The Facts on
- Testicular cancer is the most common malignancy
in young men between the ages of 20 and 34. There are about 7500 new
cases yearly, with approximately 350 deaths per year in the US.
- Testicular cancer is more common in white men
than black or Asian.
- Although it accounts for only about 1 percent
of all cancers in men, it is the number one cancer killer among men in
their 20's and 30's.
- Most testicular cancers are self-discovered by
patients as a painless or uncomfortable lump in the testicle. About
1-3% of testicular neoplasms are bilateral.
- Pure seminomas constitute roughly 40% of all
testicular cancer cases. Forty percent of the testicular cancers have
mixture of histology.
- The cancer risk for boys with a history of
undescended testicles is about 10-40 times higher than normal
individuals. The risk of developing the disease was estimated at 1 out
of 20 for a testis retained in the abdomen and 1 out of 80 if it was
within the inguinal canal. The risk remains elevated after surgical
correction. Both testis are at higher risk, not just the undescended
- If found early, testicular cancer is almost
- Early stage testicular cancer can be treated
with surgery and radiation therapy. Late stage testicular cancer can be
treated with the combination of surgery, radiation therapy and/or
- The prognosis for men with testicular cancer is
very good, even with late stage disease.
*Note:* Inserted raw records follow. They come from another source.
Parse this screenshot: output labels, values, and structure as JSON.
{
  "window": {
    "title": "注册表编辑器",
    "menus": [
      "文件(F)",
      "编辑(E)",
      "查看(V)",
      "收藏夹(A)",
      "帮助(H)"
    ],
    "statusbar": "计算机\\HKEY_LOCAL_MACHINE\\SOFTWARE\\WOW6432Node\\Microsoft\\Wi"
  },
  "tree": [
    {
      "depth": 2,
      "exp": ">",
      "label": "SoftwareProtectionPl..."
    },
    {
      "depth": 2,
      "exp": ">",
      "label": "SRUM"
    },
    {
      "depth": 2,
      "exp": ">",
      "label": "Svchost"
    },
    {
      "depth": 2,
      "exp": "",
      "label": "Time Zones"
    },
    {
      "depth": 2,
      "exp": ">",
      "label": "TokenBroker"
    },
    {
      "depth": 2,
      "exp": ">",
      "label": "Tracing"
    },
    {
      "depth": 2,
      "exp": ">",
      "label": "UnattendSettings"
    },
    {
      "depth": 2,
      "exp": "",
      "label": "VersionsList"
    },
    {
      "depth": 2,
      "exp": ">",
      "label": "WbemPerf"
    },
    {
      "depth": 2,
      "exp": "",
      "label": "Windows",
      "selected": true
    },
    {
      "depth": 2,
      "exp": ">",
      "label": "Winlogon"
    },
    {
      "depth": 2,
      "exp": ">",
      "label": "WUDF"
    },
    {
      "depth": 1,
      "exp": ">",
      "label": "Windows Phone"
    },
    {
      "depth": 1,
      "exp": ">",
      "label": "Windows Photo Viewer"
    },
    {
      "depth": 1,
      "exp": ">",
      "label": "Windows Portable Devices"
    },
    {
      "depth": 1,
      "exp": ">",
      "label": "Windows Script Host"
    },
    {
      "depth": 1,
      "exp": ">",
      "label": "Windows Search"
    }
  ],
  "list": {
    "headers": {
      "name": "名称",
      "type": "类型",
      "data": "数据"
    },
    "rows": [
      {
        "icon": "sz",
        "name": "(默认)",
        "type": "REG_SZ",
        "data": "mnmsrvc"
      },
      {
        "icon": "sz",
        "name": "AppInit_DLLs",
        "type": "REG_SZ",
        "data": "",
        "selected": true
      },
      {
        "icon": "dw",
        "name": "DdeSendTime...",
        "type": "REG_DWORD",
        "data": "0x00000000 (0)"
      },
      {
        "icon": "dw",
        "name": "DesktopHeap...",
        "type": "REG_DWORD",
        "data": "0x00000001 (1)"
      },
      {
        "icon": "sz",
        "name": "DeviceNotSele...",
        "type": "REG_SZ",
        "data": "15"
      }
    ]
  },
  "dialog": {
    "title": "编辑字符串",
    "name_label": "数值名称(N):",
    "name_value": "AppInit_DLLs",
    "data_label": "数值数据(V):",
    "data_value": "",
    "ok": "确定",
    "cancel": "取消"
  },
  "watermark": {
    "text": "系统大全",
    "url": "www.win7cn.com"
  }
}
The chances of recovery are
excellent with surgery and radiotherapy for early stage disease.
Combined modality is used for treatment of late stage disease with good
- More than 90% of testicular cancer patients are
cured by their initial treatment, and many of those who have recurrent
disease can also be cured with chemotherapy or radiation.